What the exercise asks
Write the records below out in full, character for character, with no pictures.

□ □ □ □ □ □ □

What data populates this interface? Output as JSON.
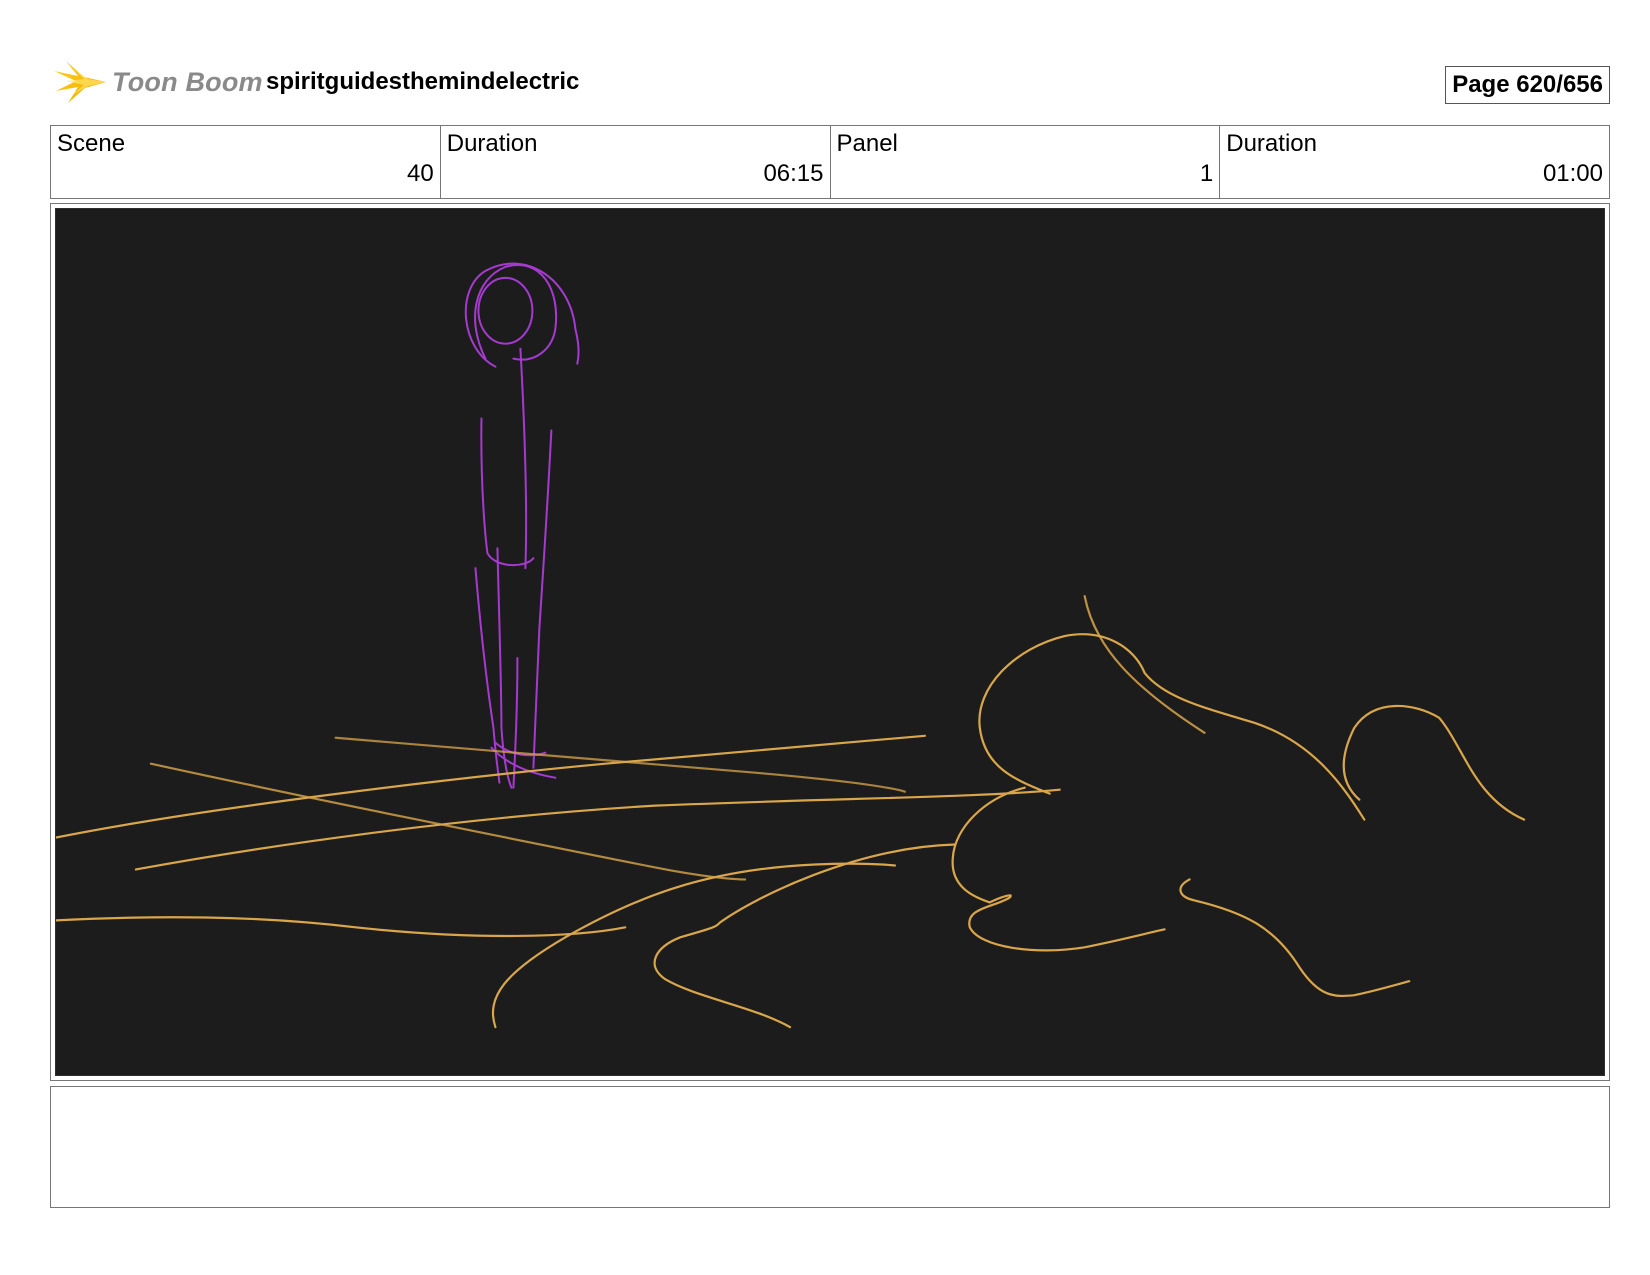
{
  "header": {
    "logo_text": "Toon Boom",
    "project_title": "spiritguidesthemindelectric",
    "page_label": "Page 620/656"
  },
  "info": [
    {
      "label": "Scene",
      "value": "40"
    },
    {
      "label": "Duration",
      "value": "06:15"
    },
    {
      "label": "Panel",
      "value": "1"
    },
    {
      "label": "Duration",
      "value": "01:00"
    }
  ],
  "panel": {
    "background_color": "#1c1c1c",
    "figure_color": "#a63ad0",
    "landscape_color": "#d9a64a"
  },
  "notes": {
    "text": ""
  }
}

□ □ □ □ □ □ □

Your response
What data populates this interface? Output as JSON.
{
  "header": {
    "logo_text": "Toon Boom",
    "project_title": "spiritguidesthemindelectric",
    "page_label": "Page 620/656"
  },
  "info": [
    {
      "label": "Scene",
      "value": "40"
    },
    {
      "label": "Duration",
      "value": "06:15"
    },
    {
      "label": "Panel",
      "value": "1"
    },
    {
      "label": "Duration",
      "value": "01:00"
    }
  ],
  "panel": {
    "background_color": "#1c1c1c",
    "figure_color": "#a63ad0",
    "landscape_color": "#d9a64a"
  },
  "notes": {
    "text": ""
  }
}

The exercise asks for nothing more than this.